My mom was always in the kitchen working on dinner after school each day.  I would work on my math homework in my bedroom.  When I would get stuck on a problem, I would run into the kitchen and complain that I was stuck on my homework.  My mom would ask me to explain the problem that I was stuck on.  Inevitably, before I finished explaining to my mom what the problem was asking and what I had tried so far, I would realize how I could get “unstuck” and I would go running excitedly back to my bedroom.

I used to think my mom was a genius!  I always seemed to “get the right answer” just being around her.  Years later I realized that my mom didn’t even know what a negative number was, but I had felt coached by her all the way through college-level mathematics.

Just by asking me to explain the problem and my thinking, she was able to help me keep going and get there.

McKinney on benefits of students embracing learning at home

The key to “residual engagement” is the student controls what they want to talk about with their parents. Any teacher would agree the value of students willingly talking about school and sharing their learning is about the best homework. This kind of review is differentiated because it puts the student in charge of explaining something they have learned in their own words.

Here are the cognitive benefits of residual engagement:

  • When students describe what they learned or recount a demonstration they saw during the school day, they engage in an important cognitive process of review and reconstruction.
  • When students have conversations about their learning they are also engaged in an interesting type of formative assessment.
  • Students demonstrate deeper understanding of a topic or concept by applying it in a different context than it was taught.
  • Residual engagement often requires the student to provide relevant background knowledge and information from a lesson to the audience at home.

Parents are crucial in residual engagement.  We know that a supportive home environment is a key factor for success in school. Building a more positive attitude toward school and promoting student engagement outside the classroom are healthy habits that contribute to life-long learning.

About our First Person series:

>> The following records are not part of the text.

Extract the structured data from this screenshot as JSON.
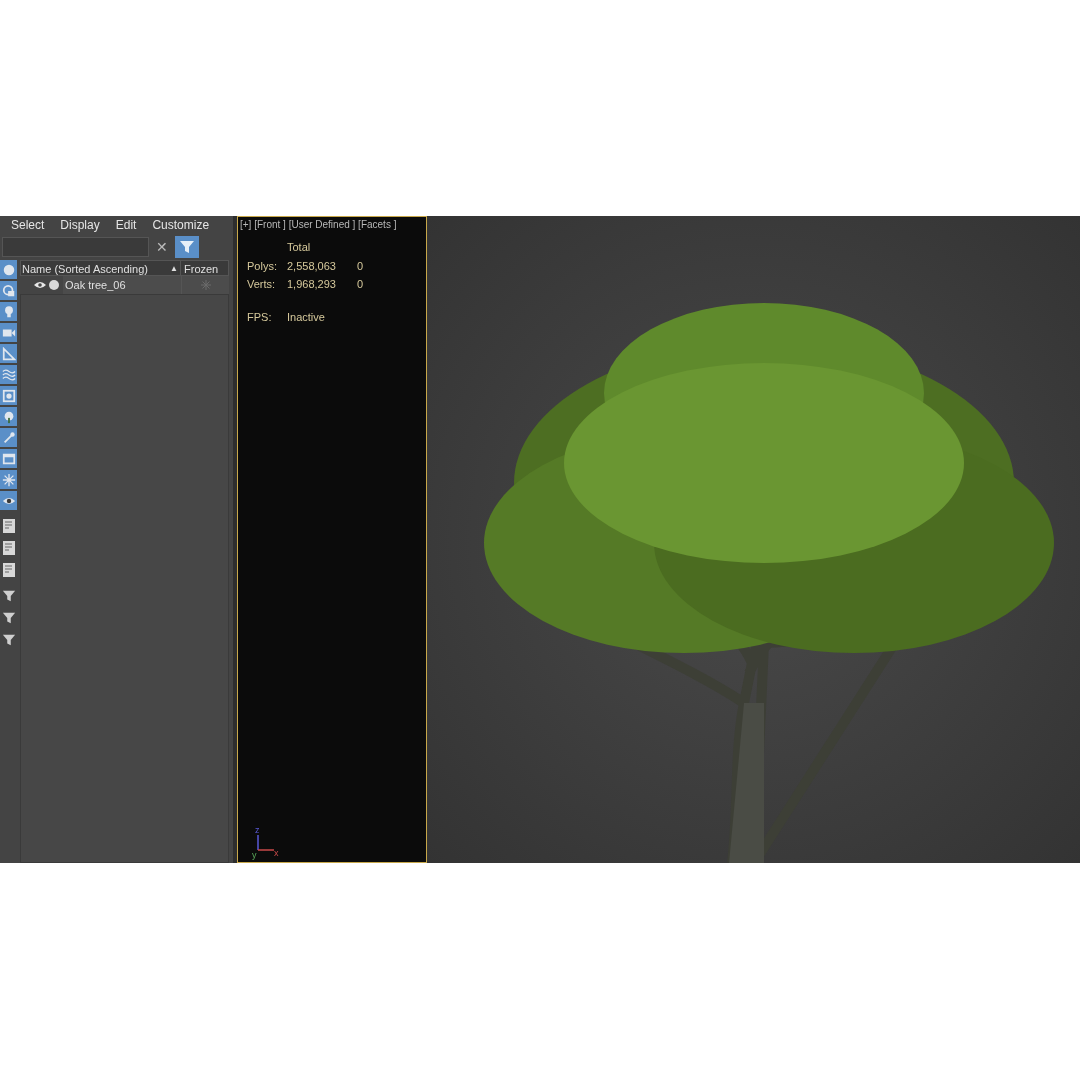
{
  "menu": [
    "Select",
    "Display",
    "Edit",
    "Customize"
  ],
  "search": {
    "clear": "✕"
  },
  "columns": [
    {
      "label": "Name (Sorted Ascending)",
      "sort": "▲"
    },
    {
      "label": "Frozen"
    }
  ],
  "rows": [
    {
      "name": "Oak tree_06",
      "visible": true,
      "frozen": false
    }
  ],
  "toolbar": [
    {
      "kind": "toggle",
      "on": true
    },
    {
      "kind": "toggle",
      "on": true
    },
    {
      "kind": "toggle",
      "on": true
    },
    {
      "kind": "toggle",
      "on": true
    },
    {
      "kind": "toggle",
      "on": true
    },
    {
      "kind": "toggle",
      "on": true
    },
    {
      "kind": "toggle",
      "on": true
    },
    {
      "kind": "toggle",
      "on": true
    },
    {
      "kind": "toggle",
      "on": true
    },
    {
      "kind": "toggle",
      "on": true
    },
    {
      "kind": "toggle",
      "on": true
    },
    {
      "kind": "toggle",
      "on": true
    },
    {
      "kind": "action"
    },
    {
      "kind": "action"
    },
    {
      "kind": "action"
    },
    {
      "kind": "filter"
    },
    {
      "kind": "filter"
    },
    {
      "kind": "filter"
    }
  ],
  "viewport_label": "[+] [Front ] [User Defined ] [Facets ]",
  "stats": {
    "header": "Total",
    "rows": [
      {
        "label": "Polys:",
        "total": "2,558,063",
        "selected": "0"
      },
      {
        "label": "Verts:",
        "total": "1,968,293",
        "selected": "0"
      }
    ],
    "fps_label": "FPS:",
    "fps": "Inactive"
  },
  "axes": [
    "z",
    "y",
    "x"
  ]
}
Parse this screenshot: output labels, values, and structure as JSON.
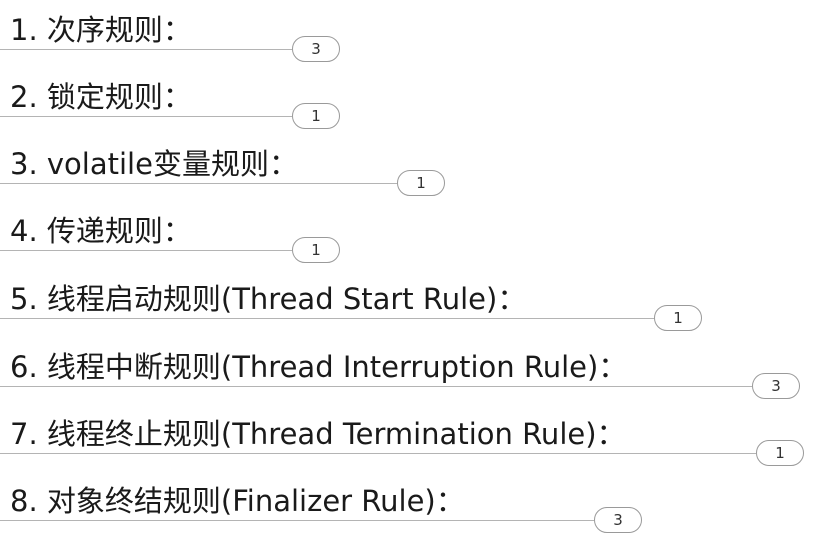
{
  "branches": [
    {
      "label": "1. 次序规则：",
      "count": "3"
    },
    {
      "label": "2. 锁定规则：",
      "count": "1"
    },
    {
      "label": "3. volatile变量规则：",
      "count": "1"
    },
    {
      "label": "4. 传递规则：",
      "count": "1"
    },
    {
      "label": "5. 线程启动规则(Thread Start Rule)：",
      "count": "1"
    },
    {
      "label": "6. 线程中断规则(Thread Interruption Rule)：",
      "count": "3"
    },
    {
      "label": "7. 线程终止规则(Thread Termination Rule)：",
      "count": "1"
    },
    {
      "label": "8. 对象终结规则(Finalizer Rule)：",
      "count": "3"
    }
  ]
}
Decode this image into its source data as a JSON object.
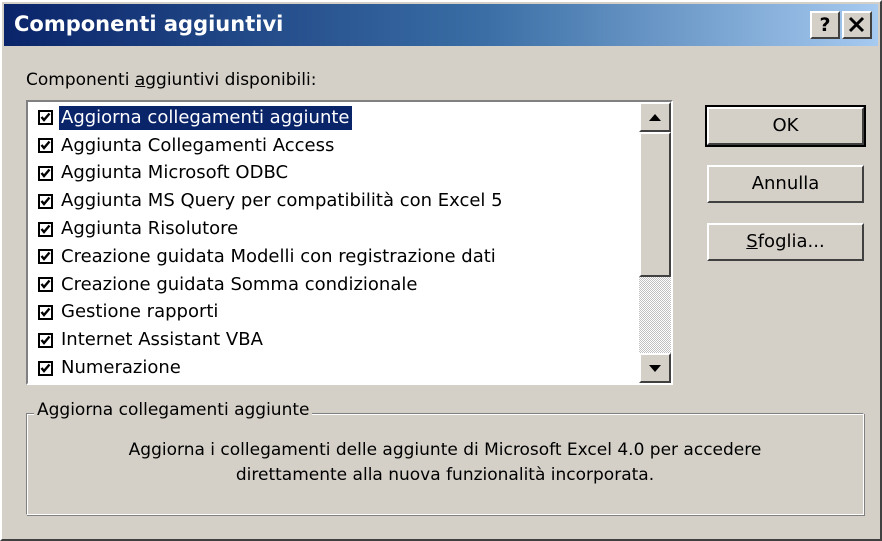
{
  "window": {
    "title": "Componenti aggiuntivi",
    "help_label": "?",
    "close_label": "✕"
  },
  "list": {
    "label_prefix": "Componenti ",
    "label_mnemonic": "a",
    "label_suffix": "ggiuntivi disponibili:",
    "items": [
      {
        "label": "Aggiorna collegamenti aggiunte",
        "checked": true,
        "selected": true
      },
      {
        "label": "Aggiunta Collegamenti Access",
        "checked": true
      },
      {
        "label": "Aggiunta Microsoft ODBC",
        "checked": true
      },
      {
        "label": "Aggiunta MS Query per compatibilità con Excel 5",
        "checked": true
      },
      {
        "label": "Aggiunta Risolutore",
        "checked": true
      },
      {
        "label": "Creazione guidata Modelli con registrazione dati",
        "checked": true
      },
      {
        "label": "Creazione guidata Somma condizionale",
        "checked": true
      },
      {
        "label": "Gestione rapporti",
        "checked": true
      },
      {
        "label": "Internet Assistant VBA",
        "checked": true
      },
      {
        "label": "Numerazione",
        "checked": true
      }
    ]
  },
  "buttons": {
    "ok_label": "OK",
    "cancel_label": "Annulla",
    "browse_mnemonic": "S",
    "browse_rest": "foglia..."
  },
  "description": {
    "title": "Aggiorna collegamenti aggiunte",
    "line1": "Aggiorna i collegamenti delle aggiunte di Microsoft Excel 4.0 per accedere",
    "line2": "direttamente alla nuova funzionalità incorporata."
  },
  "colors": {
    "title_start": "#0a246a",
    "title_end": "#a6caf0",
    "face": "#d4d0c8",
    "selection": "#0a246a"
  }
}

First Person is where Chalkbeat features personal essays by educators, students, parents, and others trying to improve public education. Read our submission guidelines here.